What you are asked to do:
Below are records; give the number of their lines that hold the word "Cloud", and write nothing more.

Dataset rows describing interfaces
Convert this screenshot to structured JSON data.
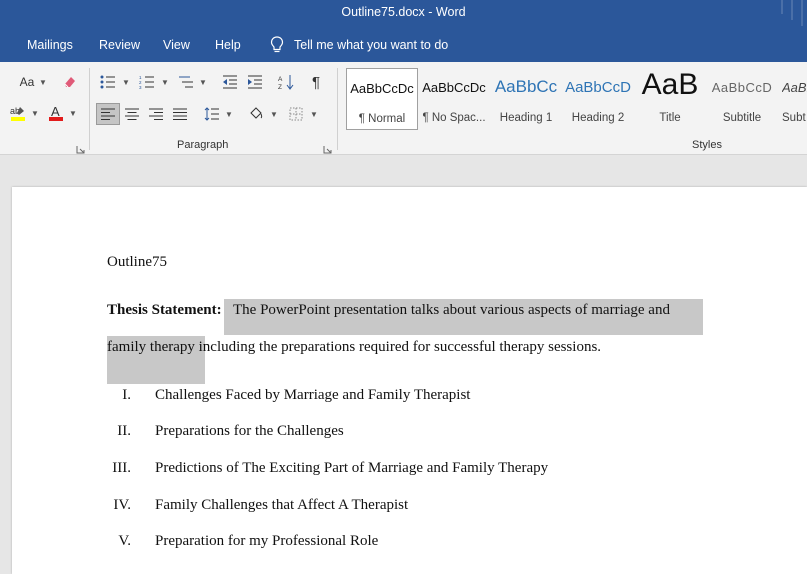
{
  "window": {
    "title": "Outline75.docx  -  Word"
  },
  "tabs": [
    {
      "label": "Mailings"
    },
    {
      "label": "Review"
    },
    {
      "label": "View"
    },
    {
      "label": "Help"
    }
  ],
  "tell_me": {
    "label": "Tell me what you want to do"
  },
  "ribbon": {
    "font_group": {
      "change_case": "Aa"
    },
    "paragraph_group": {
      "label": "Paragraph",
      "show_marks": "¶"
    },
    "styles_group": {
      "label": "Styles"
    },
    "styles": [
      {
        "sample": "AaBbCcDc",
        "name": "¶ Normal"
      },
      {
        "sample": "AaBbCcDc",
        "name": "¶ No Spac..."
      },
      {
        "sample": "AaBbCc",
        "name": "Heading 1"
      },
      {
        "sample": "AaBbCcD",
        "name": "Heading 2"
      },
      {
        "sample": "AaB",
        "name": "Title"
      },
      {
        "sample": "AaBbCcD",
        "name": "Subtitle"
      },
      {
        "sample": "AaBl",
        "name": "Subt"
      }
    ]
  },
  "document": {
    "heading": "Outline75",
    "thesis_label": "Thesis Statement:",
    "thesis_line1": "The PowerPoint presentation talks about various aspects of marriage and",
    "thesis_line2_highlight": "family therapy",
    "thesis_line2_rest": " including the preparations required for successful therapy sessions.",
    "outline": [
      {
        "num": "I.",
        "text": "Challenges Faced by Marriage and Family Therapist"
      },
      {
        "num": "II.",
        "text": "Preparations for the Challenges"
      },
      {
        "num": "III.",
        "text": "Predictions of The Exciting Part of Marriage and Family Therapy"
      },
      {
        "num": "IV.",
        "text": "Family Challenges that Affect A Therapist"
      },
      {
        "num": "V.",
        "text": "Preparation for my Professional Role"
      }
    ]
  },
  "colors": {
    "accent": "#2b579a",
    "highlight": "#c8c8c8",
    "ribbon_bg": "#f3f3f3"
  }
}
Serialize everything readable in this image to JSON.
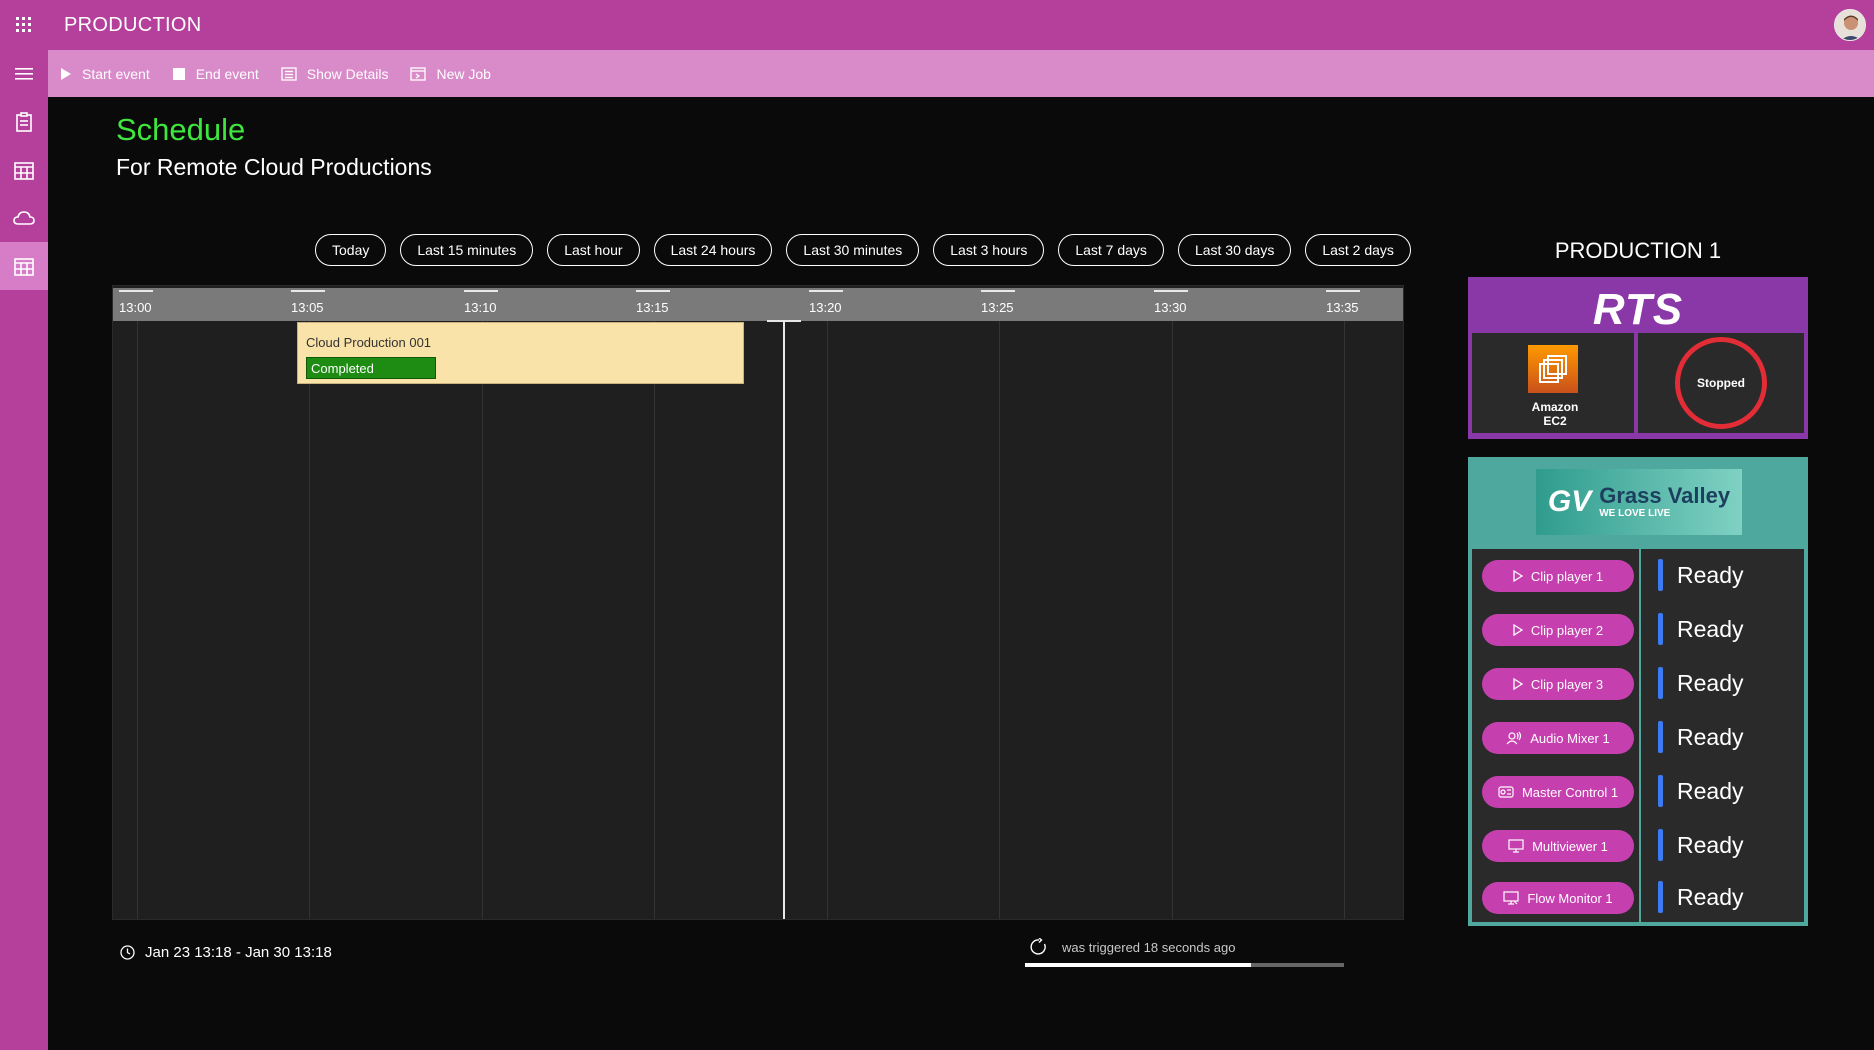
{
  "app": {
    "title": "PRODUCTION"
  },
  "toolbar": {
    "start_event": "Start event",
    "end_event": "End event",
    "show_details": "Show Details",
    "new_job": "New Job"
  },
  "page": {
    "title": "Schedule",
    "subtitle": "For Remote Cloud Productions"
  },
  "filters": [
    "Today",
    "Last 15 minutes",
    "Last hour",
    "Last 24 hours",
    "Last 30 minutes",
    "Last 3 hours",
    "Last 7 days",
    "Last 30 days",
    "Last 2 days"
  ],
  "timeline": {
    "ticks": [
      "13:00",
      "13:05",
      "13:10",
      "13:15",
      "13:20",
      "13:25",
      "13:30",
      "13:35"
    ],
    "event": {
      "title": "Cloud Production 001",
      "status": "Completed"
    }
  },
  "footer": {
    "date_range": "Jan 23 13:18 - Jan 30 13:18",
    "trigger_text": "was triggered 18 seconds ago",
    "progress": 0.71
  },
  "production": {
    "title": "PRODUCTION 1",
    "rts_logo": "RTS",
    "ec2_label_line1": "Amazon",
    "ec2_label_line2": "EC2",
    "rts_status": "Stopped",
    "gv_logo_main": "Grass Valley",
    "gv_logo_tag": "WE LOVE LIVE",
    "gv_logo_mark": "GV",
    "devices": [
      {
        "label": "Clip player 1",
        "icon": "play-icon",
        "status": "Ready"
      },
      {
        "label": "Clip player 2",
        "icon": "play-icon",
        "status": "Ready"
      },
      {
        "label": "Clip player 3",
        "icon": "play-icon",
        "status": "Ready"
      },
      {
        "label": "Audio Mixer 1",
        "icon": "audio-icon",
        "status": "Ready"
      },
      {
        "label": "Master Control 1",
        "icon": "control-icon",
        "status": "Ready"
      },
      {
        "label": "Multiviewer 1",
        "icon": "monitor-icon",
        "status": "Ready"
      },
      {
        "label": "Flow Monitor 1",
        "icon": "flow-monitor-icon",
        "status": "Ready"
      }
    ]
  },
  "colors": {
    "brand": "#b4409b",
    "command_bar": "#d98ac9",
    "heading": "#3ee63e",
    "event_bg": "#fae3a8",
    "completed": "#1e8b12",
    "rts": "#8a37a8",
    "stopped": "#e22c36",
    "gv": "#4ea89d",
    "device_btn": "#c53fae",
    "ready_bar": "#3d7bf5"
  }
}
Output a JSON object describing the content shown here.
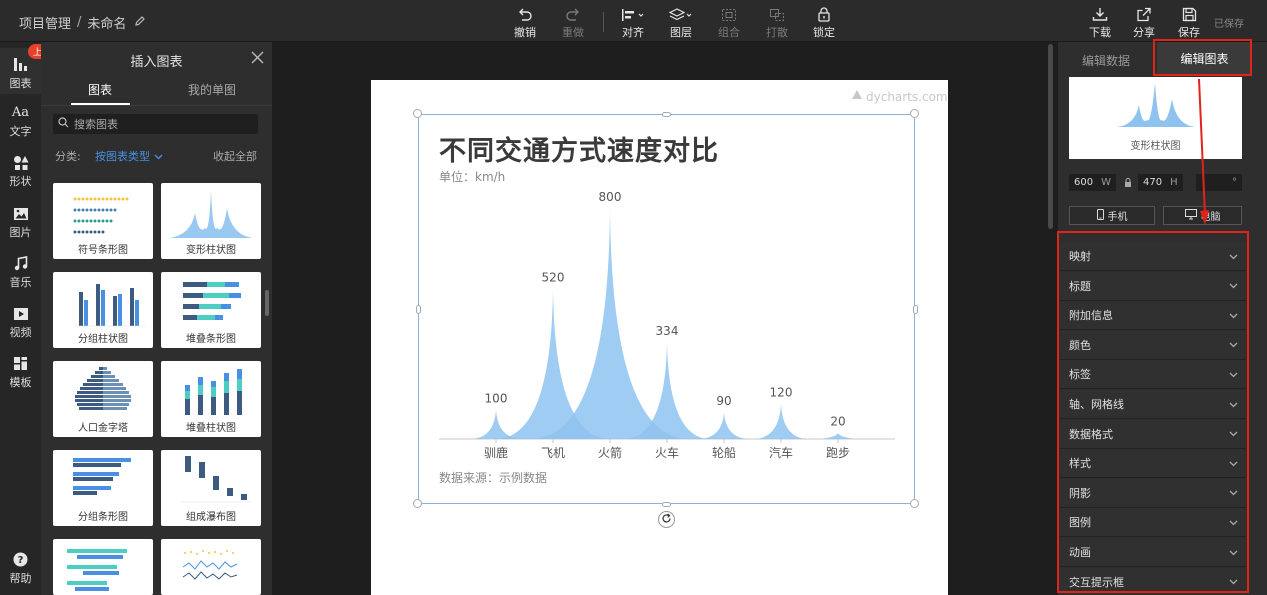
{
  "topbar": {
    "breadcrumb_root": "项目管理",
    "breadcrumb_sep": "/",
    "doc_name": "未命名",
    "tools": [
      {
        "label": "撤销",
        "icon": "undo-icon"
      },
      {
        "label": "重做",
        "icon": "redo-icon"
      },
      {
        "label": "对齐",
        "icon": "align-icon"
      },
      {
        "label": "图层",
        "icon": "layers-icon"
      },
      {
        "label": "组合",
        "icon": "group-icon"
      },
      {
        "label": "打散",
        "icon": "ungroup-icon"
      },
      {
        "label": "锁定",
        "icon": "lock-icon"
      }
    ],
    "right_tools": [
      {
        "label": "下载",
        "icon": "download-icon"
      },
      {
        "label": "分享",
        "icon": "share-icon"
      },
      {
        "label": "保存",
        "icon": "save-icon"
      }
    ],
    "saved_status": "已保存"
  },
  "rail": {
    "new_badge": "上新",
    "items": [
      {
        "label": "图表",
        "icon": "chart-icon"
      },
      {
        "label": "文字",
        "icon": "text-icon",
        "glyph": "Aa"
      },
      {
        "label": "形状",
        "icon": "shape-icon"
      },
      {
        "label": "图片",
        "icon": "image-icon"
      },
      {
        "label": "音乐",
        "icon": "music-icon"
      },
      {
        "label": "视频",
        "icon": "video-icon"
      },
      {
        "label": "模板",
        "icon": "template-icon"
      }
    ],
    "help": "帮助"
  },
  "insert_panel": {
    "title": "插入图表",
    "tabs": [
      "图表",
      "我的单图"
    ],
    "search_placeholder": "搜索图表",
    "filter_label": "分类:",
    "filter_value": "按图表类型",
    "collapse_all": "收起全部",
    "cards": [
      "符号条形图",
      "变形柱状图",
      "分组柱状图",
      "堆叠条形图",
      "人口金字塔",
      "堆叠柱状图",
      "分组条形图",
      "组成瀑布图",
      "",
      ""
    ]
  },
  "canvas": {
    "watermark": "dycharts.com",
    "source_text": "数据来源：示例数据"
  },
  "chart_data": {
    "type": "bar",
    "title": "不同交通方式速度对比",
    "subtitle": "单位：km/h",
    "categories": [
      "驯鹿",
      "飞机",
      "火箭",
      "火车",
      "轮船",
      "汽车",
      "跑步"
    ],
    "values": [
      100,
      520,
      800,
      334,
      90,
      120,
      20
    ],
    "ylim": [
      0,
      800
    ],
    "color": "#8ec3f0",
    "grid": false,
    "legend": false
  },
  "right_panel": {
    "tab_data": "编辑数据",
    "tab_edit": "编辑图表",
    "preview_caption": "变形柱状图",
    "width": "600",
    "width_unit": "W",
    "height": "470",
    "height_unit": "H",
    "angle_unit": "°",
    "device_phone": "手机",
    "device_pc": "电脑",
    "sections": [
      "映射",
      "标题",
      "附加信息",
      "颜色",
      "标签",
      "轴、网格线",
      "数据格式",
      "样式",
      "阴影",
      "图例",
      "动画",
      "交互提示框"
    ]
  }
}
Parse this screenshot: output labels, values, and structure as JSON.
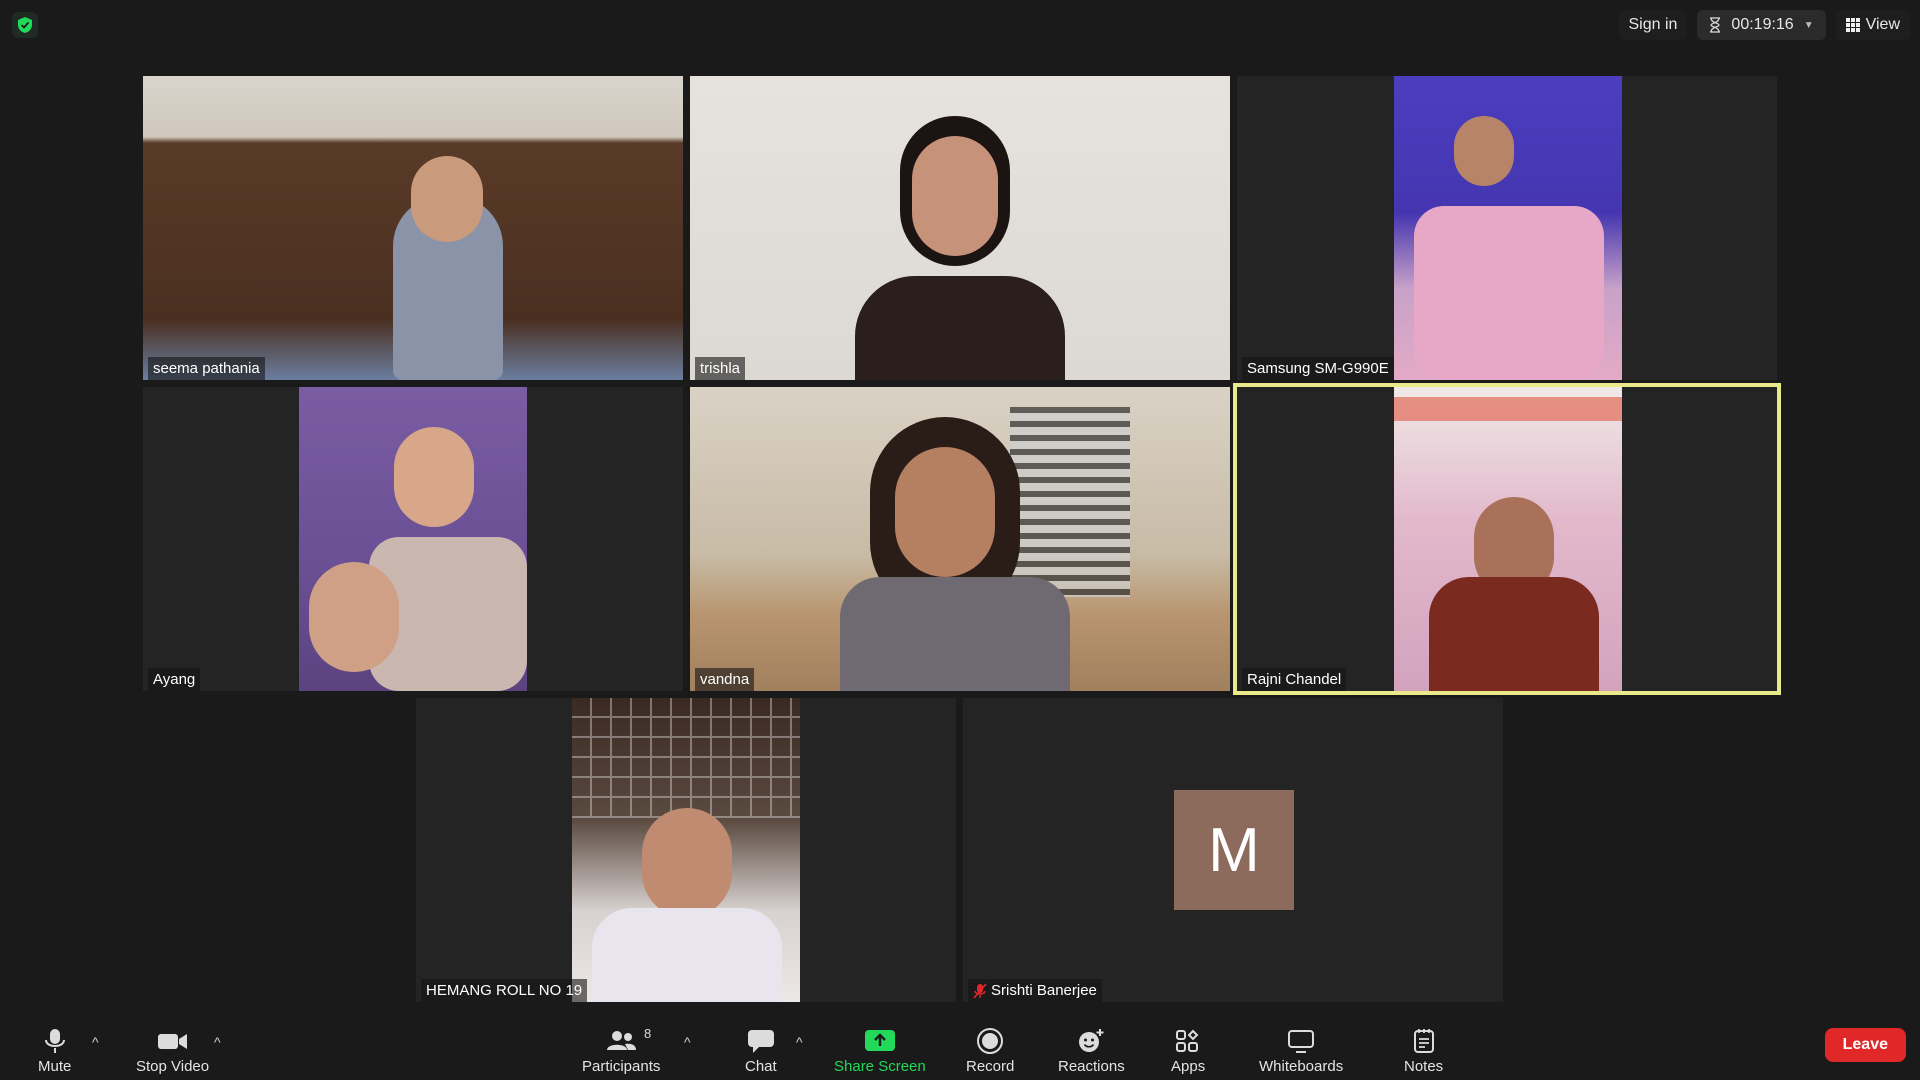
{
  "window": {
    "title": "Zoom Meeting"
  },
  "topbar": {
    "sign_in": "Sign in",
    "timer": "00:19:16",
    "view": "View"
  },
  "participants": [
    {
      "name": "seema pathania"
    },
    {
      "name": "trishla"
    },
    {
      "name": "Samsung SM-G990E"
    },
    {
      "name": "Ayang"
    },
    {
      "name": "vandna"
    },
    {
      "name": "Rajni Chandel"
    },
    {
      "name": "HEMANG ROLL NO 19"
    },
    {
      "name": "Srishti Banerjee",
      "avatar_letter": "M",
      "muted": true
    }
  ],
  "toolbar": {
    "mute": "Mute",
    "stop_video": "Stop Video",
    "participants": "Participants",
    "participants_count": "8",
    "chat": "Chat",
    "share_screen": "Share Screen",
    "record": "Record",
    "reactions": "Reactions",
    "apps": "Apps",
    "whiteboards": "Whiteboards",
    "notes": "Notes",
    "leave": "Leave"
  },
  "colors": {
    "background": "#1a1a1a",
    "tile": "#242424",
    "active_speaker_border": "#eaea8a",
    "share_screen_green": "#23d959",
    "leave_red": "#e02828",
    "avatar_bg": "#8c6a5c",
    "security_green": "#23d959"
  }
}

Response to this task:
2